[WHAT IS EXPECTED]:
Go through the data below and retype all of it exactly.

[TASK MATERIAL]:

--------------------------------

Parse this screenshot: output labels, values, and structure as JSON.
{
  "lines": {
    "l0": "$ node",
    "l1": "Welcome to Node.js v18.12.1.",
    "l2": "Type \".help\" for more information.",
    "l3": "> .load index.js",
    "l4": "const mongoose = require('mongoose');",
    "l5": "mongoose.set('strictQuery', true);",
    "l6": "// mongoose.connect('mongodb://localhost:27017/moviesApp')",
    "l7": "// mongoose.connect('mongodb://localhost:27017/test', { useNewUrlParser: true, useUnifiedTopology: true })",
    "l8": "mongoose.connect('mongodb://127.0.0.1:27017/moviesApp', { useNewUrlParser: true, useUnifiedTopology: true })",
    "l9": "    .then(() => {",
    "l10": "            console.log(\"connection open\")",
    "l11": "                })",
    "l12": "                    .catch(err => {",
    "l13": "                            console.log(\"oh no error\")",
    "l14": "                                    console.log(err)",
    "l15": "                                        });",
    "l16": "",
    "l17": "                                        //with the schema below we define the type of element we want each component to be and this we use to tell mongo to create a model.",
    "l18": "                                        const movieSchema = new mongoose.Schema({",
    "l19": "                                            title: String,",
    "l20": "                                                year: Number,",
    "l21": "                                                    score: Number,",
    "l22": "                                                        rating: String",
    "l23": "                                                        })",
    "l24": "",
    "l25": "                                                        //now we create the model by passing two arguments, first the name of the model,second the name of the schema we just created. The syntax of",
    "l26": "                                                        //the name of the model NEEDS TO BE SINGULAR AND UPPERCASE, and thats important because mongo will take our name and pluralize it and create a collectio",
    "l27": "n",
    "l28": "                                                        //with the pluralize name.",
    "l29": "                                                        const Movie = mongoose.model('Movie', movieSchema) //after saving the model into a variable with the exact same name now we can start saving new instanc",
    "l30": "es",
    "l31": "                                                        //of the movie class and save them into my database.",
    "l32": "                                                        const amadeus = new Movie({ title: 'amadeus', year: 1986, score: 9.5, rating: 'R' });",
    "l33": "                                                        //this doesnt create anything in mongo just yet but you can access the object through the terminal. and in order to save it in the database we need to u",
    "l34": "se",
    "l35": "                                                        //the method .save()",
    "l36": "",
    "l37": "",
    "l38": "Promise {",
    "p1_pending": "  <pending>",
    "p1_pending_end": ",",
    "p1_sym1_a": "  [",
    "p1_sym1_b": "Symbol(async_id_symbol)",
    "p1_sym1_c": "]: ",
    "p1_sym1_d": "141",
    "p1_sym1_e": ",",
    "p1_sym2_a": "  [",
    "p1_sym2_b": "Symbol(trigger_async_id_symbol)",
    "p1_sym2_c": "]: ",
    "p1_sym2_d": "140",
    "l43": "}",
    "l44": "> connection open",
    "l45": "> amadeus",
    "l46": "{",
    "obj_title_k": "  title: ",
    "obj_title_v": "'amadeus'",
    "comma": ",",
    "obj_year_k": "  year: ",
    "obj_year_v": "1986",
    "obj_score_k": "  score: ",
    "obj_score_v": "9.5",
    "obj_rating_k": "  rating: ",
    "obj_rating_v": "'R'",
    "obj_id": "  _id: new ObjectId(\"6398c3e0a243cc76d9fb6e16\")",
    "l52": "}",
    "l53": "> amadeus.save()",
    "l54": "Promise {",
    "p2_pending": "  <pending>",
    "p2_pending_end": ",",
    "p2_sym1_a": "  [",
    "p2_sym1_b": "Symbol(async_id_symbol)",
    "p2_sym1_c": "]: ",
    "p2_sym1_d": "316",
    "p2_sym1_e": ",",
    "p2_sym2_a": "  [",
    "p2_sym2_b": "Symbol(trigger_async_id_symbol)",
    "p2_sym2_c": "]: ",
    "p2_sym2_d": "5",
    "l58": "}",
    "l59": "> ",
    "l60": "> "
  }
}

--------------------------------

[OUTPUT]:
Parse this screenshot: output labels, values, and structure as JSON.
{
  "lines": {
    "l0": "$ node",
    "l1": "Welcome to Node.js v18.12.1.",
    "l2": "Type \".help\" for more information.",
    "l3": "> .load index.js",
    "l4": "const mongoose = require('mongoose');",
    "l5": "mongoose.set('strictQuery', true);",
    "l6": "// mongoose.connect('mongodb://localhost:27017/moviesApp')",
    "l7": "// mongoose.connect('mongodb://localhost:27017/test', { useNewUrlParser: true, useUnifiedTopology: true })",
    "l8": "mongoose.connect('mongodb://127.0.0.1:27017/moviesApp', { useNewUrlParser: true, useUnifiedTopology: true })",
    "l9": "    .then(() => {",
    "l10": "            console.log(\"connection open\")",
    "l11": "                })",
    "l12": "                    .catch(err => {",
    "l13": "                            console.log(\"oh no error\")",
    "l14": "                                    console.log(err)",
    "l15": "                                        });",
    "l16": "",
    "l17": "                                        //with the schema below we define the type of element we want each component to be and this we use to tell mongo to create a model.",
    "l18": "                                        const movieSchema = new mongoose.Schema({",
    "l19": "                                            title: String,",
    "l20": "                                                year: Number,",
    "l21": "                                                    score: Number,",
    "l22": "                                                        rating: String",
    "l23": "                                                        })",
    "l24": "",
    "l25": "                                                        //now we create the model by passing two arguments, first the name of the model,second the name of the schema we just created. The syntax of",
    "l26": "                                                        //the name of the model NEEDS TO BE SINGULAR AND UPPERCASE, and thats important because mongo will take our name and pluralize it and create a collectio",
    "l27": "n",
    "l28": "                                                        //with the pluralize name.",
    "l29": "                                                        const Movie = mongoose.model('Movie', movieSchema) //after saving the model into a variable with the exact same name now we can start saving new instanc",
    "l30": "es",
    "l31": "                                                        //of the movie class and save them into my database.",
    "l32": "                                                        const amadeus = new Movie({ title: 'amadeus', year: 1986, score: 9.5, rating: 'R' });",
    "l33": "                                                        //this doesnt create anything in mongo just yet but you can access the object through the terminal. and in order to save it in the database we need to u",
    "l34": "se",
    "l35": "                                                        //the method .save()",
    "l36": "",
    "l37": "",
    "l38": "Promise {",
    "p1_pending": "  <pending>",
    "p1_pending_end": ",",
    "p1_sym1_a": "  [",
    "p1_sym1_b": "Symbol(async_id_symbol)",
    "p1_sym1_c": "]: ",
    "p1_sym1_d": "141",
    "p1_sym1_e": ",",
    "p1_sym2_a": "  [",
    "p1_sym2_b": "Symbol(trigger_async_id_symbol)",
    "p1_sym2_c": "]: ",
    "p1_sym2_d": "140",
    "l43": "}",
    "l44": "> connection open",
    "l45": "> amadeus",
    "l46": "{",
    "obj_title_k": "  title: ",
    "obj_title_v": "'amadeus'",
    "comma": ",",
    "obj_year_k": "  year: ",
    "obj_year_v": "1986",
    "obj_score_k": "  score: ",
    "obj_score_v": "9.5",
    "obj_rating_k": "  rating: ",
    "obj_rating_v": "'R'",
    "obj_id": "  _id: new ObjectId(\"6398c3e0a243cc76d9fb6e16\")",
    "l52": "}",
    "l53": "> amadeus.save()",
    "l54": "Promise {",
    "p2_pending": "  <pending>",
    "p2_pending_end": ",",
    "p2_sym1_a": "  [",
    "p2_sym1_b": "Symbol(async_id_symbol)",
    "p2_sym1_c": "]: ",
    "p2_sym1_d": "316",
    "p2_sym1_e": ",",
    "p2_sym2_a": "  [",
    "p2_sym2_b": "Symbol(trigger_async_id_symbol)",
    "p2_sym2_c": "]: ",
    "p2_sym2_d": "5",
    "l58": "}",
    "l59": "> ",
    "l60": "> "
  }
}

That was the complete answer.